----- Source records -----

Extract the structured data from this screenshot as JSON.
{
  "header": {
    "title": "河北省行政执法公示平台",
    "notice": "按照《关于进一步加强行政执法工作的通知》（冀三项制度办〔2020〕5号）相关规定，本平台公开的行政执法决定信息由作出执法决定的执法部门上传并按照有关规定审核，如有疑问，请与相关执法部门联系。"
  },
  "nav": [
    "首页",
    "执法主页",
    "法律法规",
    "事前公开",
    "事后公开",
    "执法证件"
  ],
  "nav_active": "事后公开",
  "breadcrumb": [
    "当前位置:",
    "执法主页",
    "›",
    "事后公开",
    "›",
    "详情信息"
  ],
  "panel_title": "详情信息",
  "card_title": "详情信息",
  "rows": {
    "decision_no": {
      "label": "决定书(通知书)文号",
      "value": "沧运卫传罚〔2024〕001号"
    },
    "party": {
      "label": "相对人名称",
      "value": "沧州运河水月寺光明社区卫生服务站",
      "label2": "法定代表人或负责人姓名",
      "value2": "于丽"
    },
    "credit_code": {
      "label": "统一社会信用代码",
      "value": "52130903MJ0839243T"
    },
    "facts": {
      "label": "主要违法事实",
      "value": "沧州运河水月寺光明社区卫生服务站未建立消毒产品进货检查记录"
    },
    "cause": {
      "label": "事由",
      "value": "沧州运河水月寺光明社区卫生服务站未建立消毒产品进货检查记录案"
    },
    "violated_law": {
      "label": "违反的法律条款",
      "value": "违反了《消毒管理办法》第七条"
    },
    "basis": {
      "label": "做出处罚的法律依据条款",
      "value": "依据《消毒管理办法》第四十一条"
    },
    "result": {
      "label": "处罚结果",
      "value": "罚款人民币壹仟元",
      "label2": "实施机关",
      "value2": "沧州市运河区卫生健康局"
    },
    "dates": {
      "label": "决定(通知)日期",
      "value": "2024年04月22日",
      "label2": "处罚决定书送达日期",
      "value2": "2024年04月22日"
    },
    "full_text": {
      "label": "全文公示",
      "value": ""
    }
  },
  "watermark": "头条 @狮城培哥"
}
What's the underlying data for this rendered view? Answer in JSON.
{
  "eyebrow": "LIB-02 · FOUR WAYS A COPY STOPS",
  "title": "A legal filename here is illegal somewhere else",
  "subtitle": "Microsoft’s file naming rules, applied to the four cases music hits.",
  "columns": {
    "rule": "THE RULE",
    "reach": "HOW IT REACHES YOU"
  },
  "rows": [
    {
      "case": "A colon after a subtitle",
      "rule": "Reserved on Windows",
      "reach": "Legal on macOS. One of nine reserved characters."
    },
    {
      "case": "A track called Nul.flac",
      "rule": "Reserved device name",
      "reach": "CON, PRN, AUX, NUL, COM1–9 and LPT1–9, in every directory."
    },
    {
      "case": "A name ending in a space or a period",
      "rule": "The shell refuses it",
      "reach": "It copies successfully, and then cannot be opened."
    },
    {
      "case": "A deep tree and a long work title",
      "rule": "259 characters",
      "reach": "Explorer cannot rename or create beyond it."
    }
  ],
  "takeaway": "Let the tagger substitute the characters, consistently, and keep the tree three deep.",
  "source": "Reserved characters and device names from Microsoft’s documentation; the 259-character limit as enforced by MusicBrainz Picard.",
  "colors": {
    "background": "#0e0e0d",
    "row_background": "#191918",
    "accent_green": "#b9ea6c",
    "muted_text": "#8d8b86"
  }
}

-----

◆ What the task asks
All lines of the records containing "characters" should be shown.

◆ Expected output
      "reach": "Legal on macOS. One of nine reserved characters."
      "rule": "259 characters",
  "takeaway": "Let the tagger substitute the characters, consistently, and keep the tree three deep.",
  "source": "Reserved characters and device names from Microsoft’s documentation; the 259-character limit as enforced by MusicBrainz Picard.",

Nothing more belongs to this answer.